Exercise objective:
In the data that follows, count the lines where "BARB" appears, and write only the number.

Collection entries
▬▬▬▬▬▬▬▬▬▬

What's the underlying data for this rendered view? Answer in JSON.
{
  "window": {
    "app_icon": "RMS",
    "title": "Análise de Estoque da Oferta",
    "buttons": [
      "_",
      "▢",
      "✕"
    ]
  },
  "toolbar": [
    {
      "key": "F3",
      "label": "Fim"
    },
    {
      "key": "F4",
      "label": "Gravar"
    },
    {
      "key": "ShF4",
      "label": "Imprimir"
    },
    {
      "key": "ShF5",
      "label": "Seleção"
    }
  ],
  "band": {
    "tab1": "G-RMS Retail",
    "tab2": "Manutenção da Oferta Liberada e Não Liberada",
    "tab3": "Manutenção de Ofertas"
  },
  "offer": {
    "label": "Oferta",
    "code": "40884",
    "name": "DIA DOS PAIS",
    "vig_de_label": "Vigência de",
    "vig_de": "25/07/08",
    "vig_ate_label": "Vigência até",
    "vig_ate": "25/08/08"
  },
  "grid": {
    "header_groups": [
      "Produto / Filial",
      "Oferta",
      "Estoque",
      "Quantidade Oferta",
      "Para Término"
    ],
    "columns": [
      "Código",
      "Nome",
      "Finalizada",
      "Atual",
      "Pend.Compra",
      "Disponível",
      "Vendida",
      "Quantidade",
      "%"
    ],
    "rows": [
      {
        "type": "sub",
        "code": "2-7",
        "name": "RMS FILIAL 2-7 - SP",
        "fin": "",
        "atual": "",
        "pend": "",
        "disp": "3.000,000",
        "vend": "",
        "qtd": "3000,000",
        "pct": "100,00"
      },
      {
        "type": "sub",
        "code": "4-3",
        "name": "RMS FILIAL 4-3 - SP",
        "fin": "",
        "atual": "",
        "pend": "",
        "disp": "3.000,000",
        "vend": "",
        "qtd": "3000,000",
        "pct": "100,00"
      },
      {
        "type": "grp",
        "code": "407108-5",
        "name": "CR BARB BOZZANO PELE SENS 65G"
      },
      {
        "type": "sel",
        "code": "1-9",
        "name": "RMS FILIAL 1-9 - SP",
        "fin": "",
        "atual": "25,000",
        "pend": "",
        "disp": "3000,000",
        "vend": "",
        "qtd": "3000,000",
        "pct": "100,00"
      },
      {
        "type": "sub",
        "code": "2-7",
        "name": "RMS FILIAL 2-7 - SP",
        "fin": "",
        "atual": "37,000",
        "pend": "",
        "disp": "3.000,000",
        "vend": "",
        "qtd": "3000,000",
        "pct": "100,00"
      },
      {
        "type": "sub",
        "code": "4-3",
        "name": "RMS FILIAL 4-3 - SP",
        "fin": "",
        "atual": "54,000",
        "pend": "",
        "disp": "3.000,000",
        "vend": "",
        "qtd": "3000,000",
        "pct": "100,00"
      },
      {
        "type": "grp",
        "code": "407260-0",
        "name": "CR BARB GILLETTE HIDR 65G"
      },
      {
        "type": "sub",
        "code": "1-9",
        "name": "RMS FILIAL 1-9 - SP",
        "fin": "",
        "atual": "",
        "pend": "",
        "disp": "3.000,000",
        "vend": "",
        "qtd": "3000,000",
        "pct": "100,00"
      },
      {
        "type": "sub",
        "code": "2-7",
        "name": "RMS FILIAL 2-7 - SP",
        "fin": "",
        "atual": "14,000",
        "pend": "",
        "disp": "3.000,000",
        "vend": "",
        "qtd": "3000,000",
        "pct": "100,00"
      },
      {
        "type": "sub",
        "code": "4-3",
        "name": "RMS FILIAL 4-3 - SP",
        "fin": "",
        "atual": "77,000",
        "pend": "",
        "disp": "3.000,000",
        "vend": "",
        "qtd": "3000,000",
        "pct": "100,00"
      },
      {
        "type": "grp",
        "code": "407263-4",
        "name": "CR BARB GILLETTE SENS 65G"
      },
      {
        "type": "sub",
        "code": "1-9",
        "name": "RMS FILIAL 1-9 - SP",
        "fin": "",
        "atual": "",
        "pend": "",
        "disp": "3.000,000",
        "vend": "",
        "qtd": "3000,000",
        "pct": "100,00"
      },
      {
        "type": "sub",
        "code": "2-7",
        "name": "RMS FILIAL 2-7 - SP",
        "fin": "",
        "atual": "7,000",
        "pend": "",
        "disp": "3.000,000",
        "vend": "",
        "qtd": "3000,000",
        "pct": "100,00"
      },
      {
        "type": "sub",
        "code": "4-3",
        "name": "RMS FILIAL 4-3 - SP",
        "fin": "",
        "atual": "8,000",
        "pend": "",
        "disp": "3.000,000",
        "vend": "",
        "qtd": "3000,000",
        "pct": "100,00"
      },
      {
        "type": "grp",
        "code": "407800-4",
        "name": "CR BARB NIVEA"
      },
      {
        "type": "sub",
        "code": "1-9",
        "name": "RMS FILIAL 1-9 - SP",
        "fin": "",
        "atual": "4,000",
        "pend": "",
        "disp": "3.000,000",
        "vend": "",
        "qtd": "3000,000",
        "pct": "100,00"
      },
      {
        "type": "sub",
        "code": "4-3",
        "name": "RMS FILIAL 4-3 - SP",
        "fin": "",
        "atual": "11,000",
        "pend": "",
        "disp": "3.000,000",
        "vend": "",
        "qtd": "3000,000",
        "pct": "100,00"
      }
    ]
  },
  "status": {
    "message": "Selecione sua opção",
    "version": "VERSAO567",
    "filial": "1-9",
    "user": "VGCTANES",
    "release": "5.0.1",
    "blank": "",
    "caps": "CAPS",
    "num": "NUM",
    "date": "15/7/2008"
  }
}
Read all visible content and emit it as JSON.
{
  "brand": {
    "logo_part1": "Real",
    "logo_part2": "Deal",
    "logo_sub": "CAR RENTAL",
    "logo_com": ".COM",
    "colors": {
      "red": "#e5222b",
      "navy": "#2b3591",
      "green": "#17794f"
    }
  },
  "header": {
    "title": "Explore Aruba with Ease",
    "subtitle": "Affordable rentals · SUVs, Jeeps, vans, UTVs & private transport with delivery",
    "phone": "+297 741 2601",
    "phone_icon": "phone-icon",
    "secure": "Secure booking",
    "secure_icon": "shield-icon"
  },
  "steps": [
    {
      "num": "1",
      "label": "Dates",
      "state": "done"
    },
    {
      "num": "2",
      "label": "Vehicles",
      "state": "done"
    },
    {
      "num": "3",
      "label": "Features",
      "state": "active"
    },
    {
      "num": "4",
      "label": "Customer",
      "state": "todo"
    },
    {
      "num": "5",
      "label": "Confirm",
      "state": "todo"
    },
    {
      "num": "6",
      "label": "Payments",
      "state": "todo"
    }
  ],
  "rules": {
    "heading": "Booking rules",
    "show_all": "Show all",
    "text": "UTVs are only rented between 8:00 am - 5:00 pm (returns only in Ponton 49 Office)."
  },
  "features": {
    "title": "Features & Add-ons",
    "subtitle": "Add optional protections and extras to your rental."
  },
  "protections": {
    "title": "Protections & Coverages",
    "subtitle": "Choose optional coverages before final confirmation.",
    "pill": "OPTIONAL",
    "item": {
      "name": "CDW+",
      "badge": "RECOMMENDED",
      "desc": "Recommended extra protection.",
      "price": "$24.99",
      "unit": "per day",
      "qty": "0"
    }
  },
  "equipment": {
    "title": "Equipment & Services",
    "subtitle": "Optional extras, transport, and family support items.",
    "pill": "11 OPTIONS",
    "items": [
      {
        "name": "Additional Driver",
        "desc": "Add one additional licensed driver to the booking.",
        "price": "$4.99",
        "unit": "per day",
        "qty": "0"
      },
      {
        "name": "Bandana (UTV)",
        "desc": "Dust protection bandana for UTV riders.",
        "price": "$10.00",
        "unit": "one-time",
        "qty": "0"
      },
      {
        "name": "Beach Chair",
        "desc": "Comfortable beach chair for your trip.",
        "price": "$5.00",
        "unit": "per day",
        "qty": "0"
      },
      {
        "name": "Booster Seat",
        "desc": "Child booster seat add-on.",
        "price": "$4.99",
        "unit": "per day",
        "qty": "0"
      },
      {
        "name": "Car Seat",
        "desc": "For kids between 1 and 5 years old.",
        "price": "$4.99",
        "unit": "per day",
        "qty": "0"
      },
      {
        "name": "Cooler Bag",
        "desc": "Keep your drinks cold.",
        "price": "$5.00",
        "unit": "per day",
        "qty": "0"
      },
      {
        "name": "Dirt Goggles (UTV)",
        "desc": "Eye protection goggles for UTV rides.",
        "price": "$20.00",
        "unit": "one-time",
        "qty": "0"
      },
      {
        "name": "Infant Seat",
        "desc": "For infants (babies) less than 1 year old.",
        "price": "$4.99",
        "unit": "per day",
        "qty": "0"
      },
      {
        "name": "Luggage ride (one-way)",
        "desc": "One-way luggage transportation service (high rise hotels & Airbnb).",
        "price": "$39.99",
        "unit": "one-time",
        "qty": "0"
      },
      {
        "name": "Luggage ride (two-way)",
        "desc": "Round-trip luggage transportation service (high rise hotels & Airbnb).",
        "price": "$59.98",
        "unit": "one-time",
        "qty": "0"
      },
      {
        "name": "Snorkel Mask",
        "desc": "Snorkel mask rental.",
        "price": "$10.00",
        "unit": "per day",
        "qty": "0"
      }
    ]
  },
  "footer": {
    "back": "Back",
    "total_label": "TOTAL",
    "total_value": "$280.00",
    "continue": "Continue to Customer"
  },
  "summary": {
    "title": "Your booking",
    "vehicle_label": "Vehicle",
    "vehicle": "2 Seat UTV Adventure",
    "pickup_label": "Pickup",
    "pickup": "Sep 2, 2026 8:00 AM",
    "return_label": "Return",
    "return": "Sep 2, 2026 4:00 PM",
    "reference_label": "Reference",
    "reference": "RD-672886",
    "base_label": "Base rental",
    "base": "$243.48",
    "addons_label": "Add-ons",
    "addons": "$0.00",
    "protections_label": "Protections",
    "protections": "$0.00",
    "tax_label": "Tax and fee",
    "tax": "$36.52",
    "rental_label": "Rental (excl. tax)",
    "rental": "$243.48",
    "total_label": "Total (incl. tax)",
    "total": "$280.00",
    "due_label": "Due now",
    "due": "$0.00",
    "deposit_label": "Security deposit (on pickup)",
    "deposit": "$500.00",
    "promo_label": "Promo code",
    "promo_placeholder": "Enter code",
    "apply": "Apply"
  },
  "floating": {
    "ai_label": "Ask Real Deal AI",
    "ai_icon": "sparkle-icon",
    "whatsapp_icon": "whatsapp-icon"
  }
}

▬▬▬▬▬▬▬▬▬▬

Response to this exercise:
4